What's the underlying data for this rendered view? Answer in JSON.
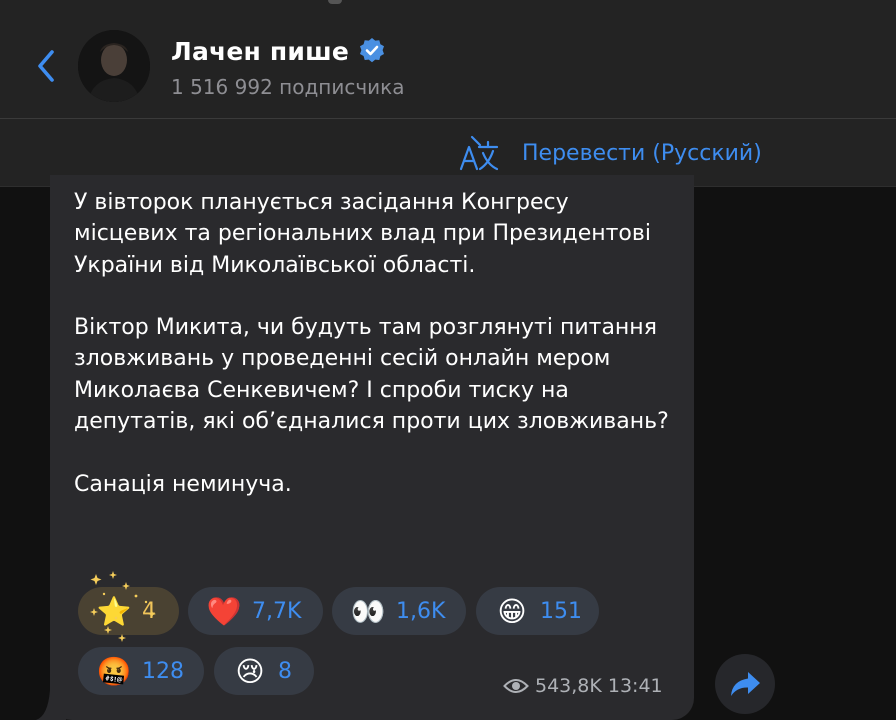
{
  "header": {
    "title": "Лачен пише",
    "subscribers": "1 516 992 подписчика",
    "back_icon": "chevron-left-icon",
    "verified_icon": "verified-badge-icon"
  },
  "translate": {
    "label": "Перевести (Русский)",
    "icon": "translate-icon"
  },
  "message": {
    "paragraphs": [
      "У вівторок планується засідання Конгресу місцевих та регіональних влад при Президентові України від Миколаївської області.",
      "Віктор Микита, чи будуть там розглянуті питання зловживань у проведенні сесій онлайн мером Миколаєва Сенкевичем? І спроби тиску на депутатів, які об’єдналися проти цих зловживань?",
      "Санація неминуча."
    ],
    "views": "543,8K",
    "time": "13:41"
  },
  "reactions": [
    {
      "emoji": "⭐",
      "icon": "star-icon",
      "count": "4"
    },
    {
      "emoji": "❤️",
      "icon": "heart-icon",
      "count": "7,7K"
    },
    {
      "emoji": "👀",
      "icon": "eyes-icon",
      "count": "1,6K"
    },
    {
      "emoji": "😁",
      "icon": "grin-icon",
      "count": "151"
    },
    {
      "emoji": "🤬",
      "icon": "cursing-face-icon",
      "count": "128"
    },
    {
      "emoji": "😢",
      "icon": "crying-face-icon",
      "count": "8"
    }
  ],
  "colors": {
    "accent": "#3e8df0",
    "header_bg": "#232323",
    "bubble_bg": "#2a2a2d",
    "reaction_bg": "#363b44"
  }
}
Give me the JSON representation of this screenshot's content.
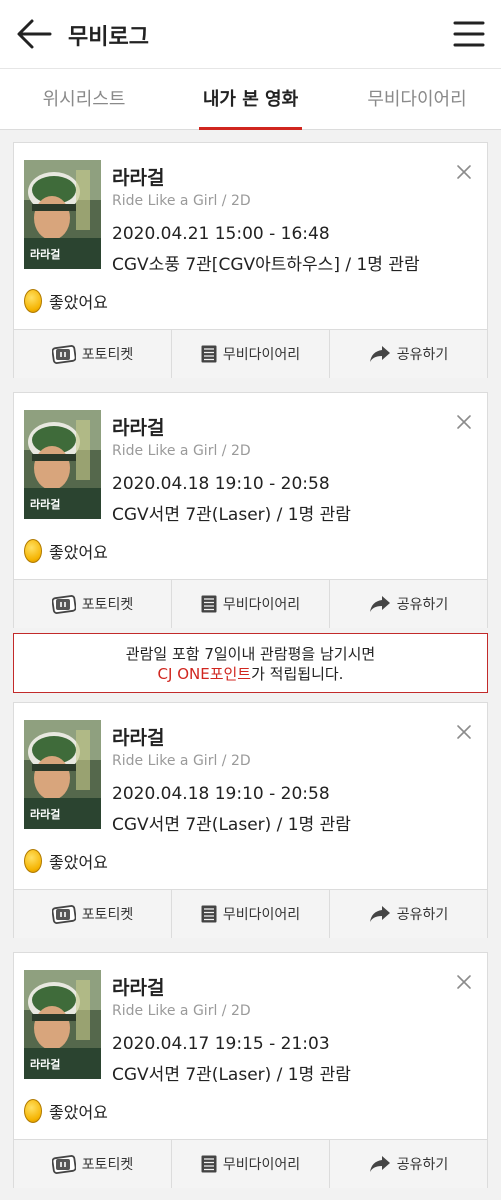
{
  "header": {
    "title": "무비로그"
  },
  "tabs": [
    {
      "label": "위시리스트"
    },
    {
      "label": "내가 본 영화"
    },
    {
      "label": "무비다이어리"
    }
  ],
  "notice": {
    "line1": "관람일 포함 7일이내 관람평을 남기시면",
    "highlight": "CJ ONE포인트",
    "line2_suffix": "가 적립됩니다."
  },
  "cards": [
    {
      "title": "라라걸",
      "subtitle": "Ride Like a Girl / 2D",
      "datetime": "2020.04.21 15:00 - 16:48",
      "theater": "CGV소풍 7관[CGV아트하우스] / 1명 관람",
      "rating": "좋았어요"
    },
    {
      "title": "라라걸",
      "subtitle": "Ride Like a Girl / 2D",
      "datetime": "2020.04.18 19:10 - 20:58",
      "theater": "CGV서면 7관(Laser) / 1명 관람",
      "rating": "좋았어요"
    },
    {
      "title": "라라걸",
      "subtitle": "Ride Like a Girl / 2D",
      "datetime": "2020.04.18 19:10 - 20:58",
      "theater": "CGV서면 7관(Laser) / 1명 관람",
      "rating": "좋았어요"
    },
    {
      "title": "라라걸",
      "subtitle": "Ride Like a Girl / 2D",
      "datetime": "2020.04.17 19:15 - 21:03",
      "theater": "CGV서면 7관(Laser) / 1명 관람",
      "rating": "좋았어요"
    }
  ],
  "actions": {
    "photo_ticket": "포토티켓",
    "movie_diary": "무비다이어리",
    "share": "공유하기"
  },
  "poster": {
    "title_text": "라라걸"
  },
  "colors": {
    "accent": "#d0261f",
    "coin": "#f5b300"
  }
}
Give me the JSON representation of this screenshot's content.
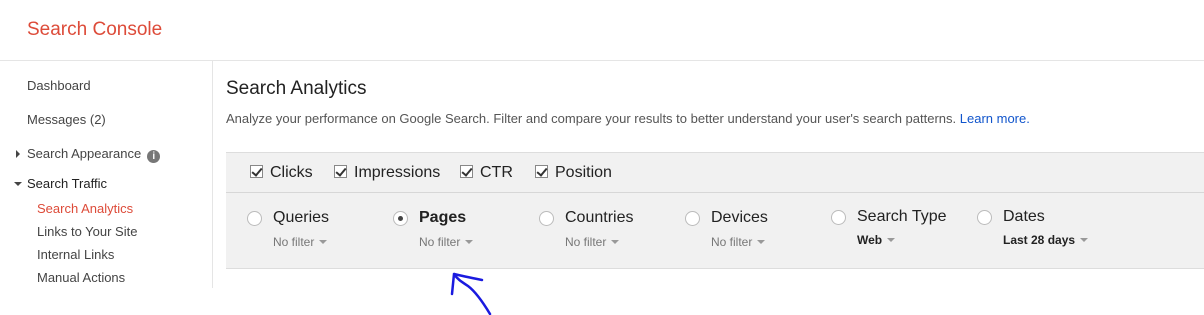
{
  "app": {
    "title": "Search Console"
  },
  "sidebar": {
    "items": [
      {
        "label": "Dashboard"
      },
      {
        "label": "Messages (2)"
      },
      {
        "label": "Search Appearance"
      },
      {
        "label": "Search Traffic"
      },
      {
        "label": "Search Analytics"
      },
      {
        "label": "Links to Your Site"
      },
      {
        "label": "Internal Links"
      },
      {
        "label": "Manual Actions"
      }
    ],
    "info_glyph": "i"
  },
  "main": {
    "title": "Search Analytics",
    "description": "Analyze your performance on Google Search. Filter and compare your results to better understand your user's search patterns.",
    "learn_more": "Learn more."
  },
  "metrics": [
    {
      "label": "Clicks",
      "checked": true
    },
    {
      "label": "Impressions",
      "checked": true
    },
    {
      "label": "CTR",
      "checked": true
    },
    {
      "label": "Position",
      "checked": true
    }
  ],
  "dimensions": [
    {
      "label": "Queries",
      "filter": "No filter",
      "selected": false
    },
    {
      "label": "Pages",
      "filter": "No filter",
      "selected": true
    },
    {
      "label": "Countries",
      "filter": "No filter",
      "selected": false
    },
    {
      "label": "Devices",
      "filter": "No filter",
      "selected": false
    },
    {
      "label": "Search Type",
      "filter": "Web",
      "selected": false
    },
    {
      "label": "Dates",
      "filter": "Last 28 days",
      "selected": false
    }
  ],
  "colors": {
    "brand": "#dd4b39",
    "link": "#1155cc",
    "annotation": "#1a1adf"
  }
}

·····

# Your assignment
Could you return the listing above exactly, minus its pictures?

# Answer section
What's the underlying data for this rendered view? Answer in JSON.
{
  "header": {
    "title": "Лачен пише",
    "subscribers": "1 516 992 подписчика",
    "back_icon": "chevron-left-icon",
    "verified_icon": "verified-badge-icon"
  },
  "translate": {
    "label": "Перевести (Русский)",
    "icon": "translate-icon"
  },
  "message": {
    "paragraphs": [
      "У вівторок планується засідання Конгресу місцевих та регіональних влад при Президентові України від Миколаївської області.",
      "Віктор Микита, чи будуть там розглянуті питання зловживань у проведенні сесій онлайн мером Миколаєва Сенкевичем? І спроби тиску на депутатів, які об’єдналися проти цих зловживань?",
      "Санація неминуча."
    ],
    "views": "543,8K",
    "time": "13:41"
  },
  "reactions": [
    {
      "emoji": "⭐",
      "icon": "star-icon",
      "count": "4"
    },
    {
      "emoji": "❤️",
      "icon": "heart-icon",
      "count": "7,7K"
    },
    {
      "emoji": "👀",
      "icon": "eyes-icon",
      "count": "1,6K"
    },
    {
      "emoji": "😁",
      "icon": "grin-icon",
      "count": "151"
    },
    {
      "emoji": "🤬",
      "icon": "cursing-face-icon",
      "count": "128"
    },
    {
      "emoji": "😢",
      "icon": "crying-face-icon",
      "count": "8"
    }
  ],
  "colors": {
    "accent": "#3e8df0",
    "header_bg": "#232323",
    "bubble_bg": "#2a2a2d",
    "reaction_bg": "#363b44"
  }
}
Give me the JSON representation of this screenshot's content.
{
  "header": {
    "title": "무비로그"
  },
  "tabs": [
    {
      "label": "위시리스트"
    },
    {
      "label": "내가 본 영화"
    },
    {
      "label": "무비다이어리"
    }
  ],
  "notice": {
    "line1": "관람일 포함 7일이내 관람평을 남기시면",
    "highlight": "CJ ONE포인트",
    "line2_suffix": "가 적립됩니다."
  },
  "cards": [
    {
      "title": "라라걸",
      "subtitle": "Ride Like a Girl / 2D",
      "datetime": "2020.04.21 15:00 - 16:48",
      "theater": "CGV소풍 7관[CGV아트하우스] / 1명 관람",
      "rating": "좋았어요"
    },
    {
      "title": "라라걸",
      "subtitle": "Ride Like a Girl / 2D",
      "datetime": "2020.04.18 19:10 - 20:58",
      "theater": "CGV서면 7관(Laser) / 1명 관람",
      "rating": "좋았어요"
    },
    {
      "title": "라라걸",
      "subtitle": "Ride Like a Girl / 2D",
      "datetime": "2020.04.18 19:10 - 20:58",
      "theater": "CGV서면 7관(Laser) / 1명 관람",
      "rating": "좋았어요"
    },
    {
      "title": "라라걸",
      "subtitle": "Ride Like a Girl / 2D",
      "datetime": "2020.04.17 19:15 - 21:03",
      "theater": "CGV서면 7관(Laser) / 1명 관람",
      "rating": "좋았어요"
    }
  ],
  "actions": {
    "photo_ticket": "포토티켓",
    "movie_diary": "무비다이어리",
    "share": "공유하기"
  },
  "poster": {
    "title_text": "라라걸"
  },
  "colors": {
    "accent": "#d0261f",
    "coin": "#f5b300"
  }
}
Give me the JSON representation of this screenshot's content.
{
  "app": {
    "title": "Search Console"
  },
  "sidebar": {
    "items": [
      {
        "label": "Dashboard"
      },
      {
        "label": "Messages (2)"
      },
      {
        "label": "Search Appearance"
      },
      {
        "label": "Search Traffic"
      },
      {
        "label": "Search Analytics"
      },
      {
        "label": "Links to Your Site"
      },
      {
        "label": "Internal Links"
      },
      {
        "label": "Manual Actions"
      }
    ],
    "info_glyph": "i"
  },
  "main": {
    "title": "Search Analytics",
    "description": "Analyze your performance on Google Search. Filter and compare your results to better understand your user's search patterns.",
    "learn_more": "Learn more."
  },
  "metrics": [
    {
      "label": "Clicks",
      "checked": true
    },
    {
      "label": "Impressions",
      "checked": true
    },
    {
      "label": "CTR",
      "checked": true
    },
    {
      "label": "Position",
      "checked": true
    }
  ],
  "dimensions": [
    {
      "label": "Queries",
      "filter": "No filter",
      "selected": false
    },
    {
      "label": "Pages",
      "filter": "No filter",
      "selected": true
    },
    {
      "label": "Countries",
      "filter": "No filter",
      "selected": false
    },
    {
      "label": "Devices",
      "filter": "No filter",
      "selected": false
    },
    {
      "label": "Search Type",
      "filter": "Web",
      "selected": false
    },
    {
      "label": "Dates",
      "filter": "Last 28 days",
      "selected": false
    }
  ],
  "colors": {
    "brand": "#dd4b39",
    "link": "#1155cc",
    "annotation": "#1a1adf"
  }
}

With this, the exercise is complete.